Valley Community Services may not receive tax exemption from Town of Creston

Web Lead

  • Aug. 19, 2014 11:00 a.m.

The newly named Valley Community Services Society (formerly the Creston and District Community Resource Centre Society) now owns a premises that houses administrative and some program functions. But it won’t get a permissive tax exemption from the town of Creston until 2017, if at all.

That was the message delivered to executive director Serena Naeve and finance and administration manager Justine Keirn at the Aug. 12 regular town council meeting.

Naeve and Keirn appeared as a delegation to outline the non-profit society’s many community services to people of all ages. A request to be exempt from paying the municipal portion of its property taxes was not considered by council, although similar agencies do have exempt status.

Mayor Ron Toyota explained that council had adopted a policy to limit permissive tax exemption requests to a once-in-three-years window. He also cautioned that unless a future council increases the existing cap (1.75 per cent of total municipal taxes), full exemptions might not be available to non-profits.
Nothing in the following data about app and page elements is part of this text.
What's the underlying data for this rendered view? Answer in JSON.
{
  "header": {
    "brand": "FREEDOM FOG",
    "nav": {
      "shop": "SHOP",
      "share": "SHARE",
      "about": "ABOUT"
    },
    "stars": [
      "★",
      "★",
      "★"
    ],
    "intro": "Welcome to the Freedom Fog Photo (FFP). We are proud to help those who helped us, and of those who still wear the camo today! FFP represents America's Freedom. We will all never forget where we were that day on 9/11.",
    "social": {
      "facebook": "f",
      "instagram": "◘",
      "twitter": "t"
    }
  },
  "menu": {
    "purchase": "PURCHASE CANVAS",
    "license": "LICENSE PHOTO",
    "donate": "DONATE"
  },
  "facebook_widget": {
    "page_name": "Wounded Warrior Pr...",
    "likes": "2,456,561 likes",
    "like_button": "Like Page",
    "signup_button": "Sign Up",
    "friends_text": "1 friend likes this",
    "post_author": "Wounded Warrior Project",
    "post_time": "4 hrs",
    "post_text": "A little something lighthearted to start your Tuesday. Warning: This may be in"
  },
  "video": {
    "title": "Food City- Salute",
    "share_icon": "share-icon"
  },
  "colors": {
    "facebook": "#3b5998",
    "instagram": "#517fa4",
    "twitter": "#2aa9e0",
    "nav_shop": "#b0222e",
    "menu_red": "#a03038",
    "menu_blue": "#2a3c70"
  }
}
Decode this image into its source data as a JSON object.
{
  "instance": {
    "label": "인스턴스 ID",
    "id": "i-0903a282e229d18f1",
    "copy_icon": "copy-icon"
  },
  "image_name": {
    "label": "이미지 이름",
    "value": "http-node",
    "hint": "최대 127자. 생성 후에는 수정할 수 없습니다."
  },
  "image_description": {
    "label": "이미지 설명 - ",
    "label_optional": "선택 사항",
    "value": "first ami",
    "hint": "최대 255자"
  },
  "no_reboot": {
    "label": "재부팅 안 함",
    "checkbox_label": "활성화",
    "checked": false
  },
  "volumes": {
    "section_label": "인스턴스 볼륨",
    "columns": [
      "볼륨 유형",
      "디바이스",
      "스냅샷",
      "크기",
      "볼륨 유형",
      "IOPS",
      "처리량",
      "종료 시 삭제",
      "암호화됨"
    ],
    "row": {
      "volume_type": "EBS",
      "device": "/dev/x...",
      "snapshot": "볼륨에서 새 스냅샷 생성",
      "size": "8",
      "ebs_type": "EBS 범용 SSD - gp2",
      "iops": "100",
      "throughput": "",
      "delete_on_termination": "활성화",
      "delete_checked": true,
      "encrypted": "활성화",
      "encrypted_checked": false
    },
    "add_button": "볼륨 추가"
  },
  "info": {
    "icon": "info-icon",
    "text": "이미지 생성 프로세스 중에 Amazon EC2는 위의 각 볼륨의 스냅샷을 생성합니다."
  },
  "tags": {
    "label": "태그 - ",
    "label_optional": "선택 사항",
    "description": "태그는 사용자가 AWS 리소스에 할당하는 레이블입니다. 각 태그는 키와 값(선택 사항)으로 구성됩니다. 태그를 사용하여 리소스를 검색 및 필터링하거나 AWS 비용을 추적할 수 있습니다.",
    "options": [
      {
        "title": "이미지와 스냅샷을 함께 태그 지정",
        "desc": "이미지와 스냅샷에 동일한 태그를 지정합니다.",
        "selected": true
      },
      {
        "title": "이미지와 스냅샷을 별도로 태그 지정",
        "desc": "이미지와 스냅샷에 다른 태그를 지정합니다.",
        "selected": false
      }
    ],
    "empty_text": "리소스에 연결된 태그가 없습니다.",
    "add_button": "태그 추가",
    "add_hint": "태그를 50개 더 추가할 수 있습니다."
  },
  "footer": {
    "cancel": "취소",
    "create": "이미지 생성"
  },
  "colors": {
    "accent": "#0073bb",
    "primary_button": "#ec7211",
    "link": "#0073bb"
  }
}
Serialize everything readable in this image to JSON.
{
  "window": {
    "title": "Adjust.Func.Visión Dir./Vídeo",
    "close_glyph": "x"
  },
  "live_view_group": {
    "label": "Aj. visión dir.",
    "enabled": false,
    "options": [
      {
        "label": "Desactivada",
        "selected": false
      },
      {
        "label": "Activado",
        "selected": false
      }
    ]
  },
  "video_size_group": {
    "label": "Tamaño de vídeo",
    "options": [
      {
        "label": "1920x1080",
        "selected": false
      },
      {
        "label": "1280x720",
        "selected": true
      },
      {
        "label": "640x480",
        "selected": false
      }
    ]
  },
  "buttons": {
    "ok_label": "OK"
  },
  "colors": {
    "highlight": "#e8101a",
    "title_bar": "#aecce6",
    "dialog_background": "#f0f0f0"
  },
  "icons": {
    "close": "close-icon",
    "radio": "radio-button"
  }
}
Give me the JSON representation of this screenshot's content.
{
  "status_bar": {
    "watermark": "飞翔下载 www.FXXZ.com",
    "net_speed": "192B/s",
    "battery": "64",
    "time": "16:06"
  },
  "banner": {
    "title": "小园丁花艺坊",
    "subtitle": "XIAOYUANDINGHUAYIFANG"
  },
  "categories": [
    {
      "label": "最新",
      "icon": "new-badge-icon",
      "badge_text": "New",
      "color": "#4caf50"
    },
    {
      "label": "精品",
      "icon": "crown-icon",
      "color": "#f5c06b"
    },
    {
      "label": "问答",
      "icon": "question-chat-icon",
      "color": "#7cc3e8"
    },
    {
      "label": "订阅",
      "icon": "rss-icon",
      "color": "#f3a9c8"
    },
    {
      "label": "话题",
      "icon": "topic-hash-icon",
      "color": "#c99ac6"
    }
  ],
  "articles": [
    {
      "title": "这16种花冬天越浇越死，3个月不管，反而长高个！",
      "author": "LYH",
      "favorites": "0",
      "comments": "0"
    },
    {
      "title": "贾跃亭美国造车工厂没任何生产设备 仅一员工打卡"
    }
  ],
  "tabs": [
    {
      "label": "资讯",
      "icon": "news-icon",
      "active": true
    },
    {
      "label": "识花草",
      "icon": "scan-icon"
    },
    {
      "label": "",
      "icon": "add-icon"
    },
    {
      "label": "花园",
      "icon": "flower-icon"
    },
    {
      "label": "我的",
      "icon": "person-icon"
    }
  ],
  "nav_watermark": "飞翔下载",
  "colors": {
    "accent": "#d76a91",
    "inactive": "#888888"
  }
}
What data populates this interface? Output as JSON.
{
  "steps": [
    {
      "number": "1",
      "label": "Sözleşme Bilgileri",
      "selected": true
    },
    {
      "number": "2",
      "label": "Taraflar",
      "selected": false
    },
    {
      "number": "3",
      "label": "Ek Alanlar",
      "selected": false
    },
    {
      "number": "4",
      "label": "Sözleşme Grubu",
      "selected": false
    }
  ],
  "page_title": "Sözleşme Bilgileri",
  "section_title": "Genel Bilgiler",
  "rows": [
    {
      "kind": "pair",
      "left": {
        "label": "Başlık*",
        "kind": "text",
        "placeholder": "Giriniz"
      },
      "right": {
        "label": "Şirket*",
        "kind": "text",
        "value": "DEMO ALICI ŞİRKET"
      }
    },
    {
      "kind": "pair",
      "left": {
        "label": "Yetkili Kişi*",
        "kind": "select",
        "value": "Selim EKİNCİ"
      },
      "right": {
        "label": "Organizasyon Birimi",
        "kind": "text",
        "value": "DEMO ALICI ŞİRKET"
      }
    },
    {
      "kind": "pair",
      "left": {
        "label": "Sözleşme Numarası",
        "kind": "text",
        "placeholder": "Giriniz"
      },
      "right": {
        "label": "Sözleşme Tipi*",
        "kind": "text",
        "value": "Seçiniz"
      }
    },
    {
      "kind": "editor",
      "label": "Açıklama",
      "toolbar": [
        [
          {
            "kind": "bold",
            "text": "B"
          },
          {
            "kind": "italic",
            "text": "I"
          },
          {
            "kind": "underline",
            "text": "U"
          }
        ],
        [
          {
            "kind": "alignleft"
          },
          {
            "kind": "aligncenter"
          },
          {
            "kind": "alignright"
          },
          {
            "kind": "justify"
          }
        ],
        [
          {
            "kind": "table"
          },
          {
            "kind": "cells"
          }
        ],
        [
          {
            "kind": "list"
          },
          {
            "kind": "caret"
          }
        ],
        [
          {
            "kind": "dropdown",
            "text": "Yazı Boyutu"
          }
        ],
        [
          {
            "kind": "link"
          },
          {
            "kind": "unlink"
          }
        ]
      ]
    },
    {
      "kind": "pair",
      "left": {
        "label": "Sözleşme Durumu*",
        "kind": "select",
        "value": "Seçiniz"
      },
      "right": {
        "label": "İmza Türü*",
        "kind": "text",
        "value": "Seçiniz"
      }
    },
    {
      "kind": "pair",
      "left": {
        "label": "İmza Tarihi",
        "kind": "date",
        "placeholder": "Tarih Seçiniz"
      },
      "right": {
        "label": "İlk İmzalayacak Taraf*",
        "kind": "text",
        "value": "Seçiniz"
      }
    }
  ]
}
“It will be at the discretion of the council at that time,” he said.

VCSS recently relocated to a renovated building on Pine Street from its longtime home above the medical clinic on 16th Avenue North.


Council Briefs

•Eight recommendations from the previous week’s committee of the whole meeting were adopted.

•Small donations were approved for the Creston Valley Thunder Cats annual golf tournament and the Ducks Unlimited Canada dinner and auction.

•Finance director Steffan Klassen presented a report about the subsidy for users of the Prince Charles Theatre. The town’s subsidy of $5,000 last year has allowed the theatre “to hold its own”, keeping costs affordable and not eating into school district budgets, he said.

•Council directed staff to review the water rates and regulations bylaw and recommend updates to water conservation measures, metering considerations, enforceability and prohibition of water-wasting apparatus like swamp coolers.

•Membership in the International Selkirk Loop was renewed at a cost of $100.

•Creston Fire Rescue Deputy Chief Jared Riel reported that a series of events designed to increase public awareness about the fire department has been “a huge success”. The Hot Summer Nights program has been held in several locations, attracting local residents and children to check out fire fighting equipment and learn more about the services provided.

•Three bicycle rings currently in stock will be installed at strategic downtown locations.

•Updated bylaws for the parks, trails and public places and fees and charges amendment were adopted.

•Proposed first, second and third readings of an updated development cost charges bylaw were referred to the next meeting after Coun. Jerry Schmalz expressed concern that some portions seemed to conflict with what council had approved during previous discussions.